#### ASSIGNED TASK:
Where does the word "Path" appear in the data? Copy every line that holds it.

EXTRACTED MATERIAL below:

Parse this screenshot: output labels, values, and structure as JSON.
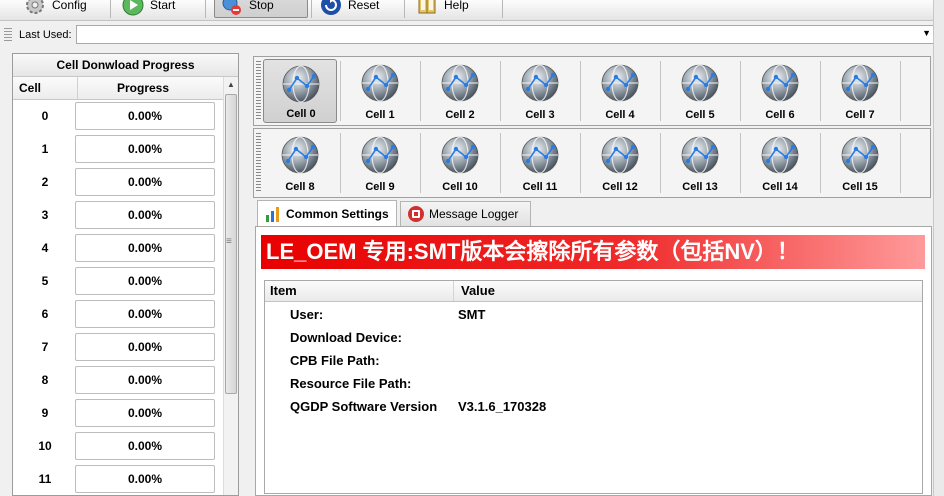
{
  "toolbar": {
    "buttons": [
      {
        "label": "Config",
        "icon": "gear-icon"
      },
      {
        "label": "Start",
        "icon": "play-icon"
      },
      {
        "label": "Stop",
        "icon": "stop-icon",
        "pressed": true
      },
      {
        "label": "Reset",
        "icon": "reset-icon"
      },
      {
        "label": "Help",
        "icon": "book-icon"
      }
    ]
  },
  "last_used": {
    "label": "Last Used:",
    "value": ""
  },
  "progress_panel": {
    "title": "Cell Donwload Progress",
    "col_cell": "Cell",
    "col_progress": "Progress",
    "rows": [
      {
        "cell": "0",
        "progress": "0.00%"
      },
      {
        "cell": "1",
        "progress": "0.00%"
      },
      {
        "cell": "2",
        "progress": "0.00%"
      },
      {
        "cell": "3",
        "progress": "0.00%"
      },
      {
        "cell": "4",
        "progress": "0.00%"
      },
      {
        "cell": "5",
        "progress": "0.00%"
      },
      {
        "cell": "6",
        "progress": "0.00%"
      },
      {
        "cell": "7",
        "progress": "0.00%"
      },
      {
        "cell": "8",
        "progress": "0.00%"
      },
      {
        "cell": "9",
        "progress": "0.00%"
      },
      {
        "cell": "10",
        "progress": "0.00%"
      },
      {
        "cell": "11",
        "progress": "0.00%"
      }
    ]
  },
  "cells": {
    "row1": [
      "Cell 0",
      "Cell 1",
      "Cell 2",
      "Cell 3",
      "Cell 4",
      "Cell 5",
      "Cell 6",
      "Cell 7"
    ],
    "row2": [
      "Cell 8",
      "Cell 9",
      "Cell 10",
      "Cell 11",
      "Cell 12",
      "Cell 13",
      "Cell 14",
      "Cell 15"
    ],
    "selected": "Cell 0",
    "icon": "globe-icon"
  },
  "tabs": [
    {
      "label": "Common Settings",
      "icon": "bar-chart-icon",
      "active": true
    },
    {
      "label": "Message Logger",
      "icon": "logger-icon",
      "active": false
    }
  ],
  "settings": {
    "banner": "LE_OEM 专用:SMT版本会擦除所有参数（包括NV）！",
    "banner_color": "#e80000",
    "col_item": "Item",
    "col_value": "Value",
    "rows": [
      {
        "item": "User:",
        "value": "SMT"
      },
      {
        "item": "Download Device:",
        "value": ""
      },
      {
        "item": "CPB File Path:",
        "value": ""
      },
      {
        "item": "Resource File Path:",
        "value": ""
      },
      {
        "item": "QGDP Software Version",
        "value": "V3.1.6_170328"
      }
    ]
  }
}
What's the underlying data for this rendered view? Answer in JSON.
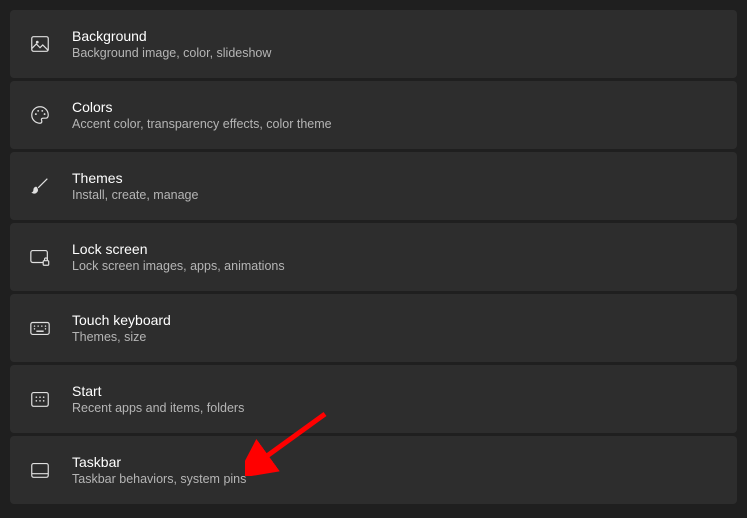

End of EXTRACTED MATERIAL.

#### FINISHED EXERCISE:
        "item": "CPB File Path:",
        "item": "Resource File Path:",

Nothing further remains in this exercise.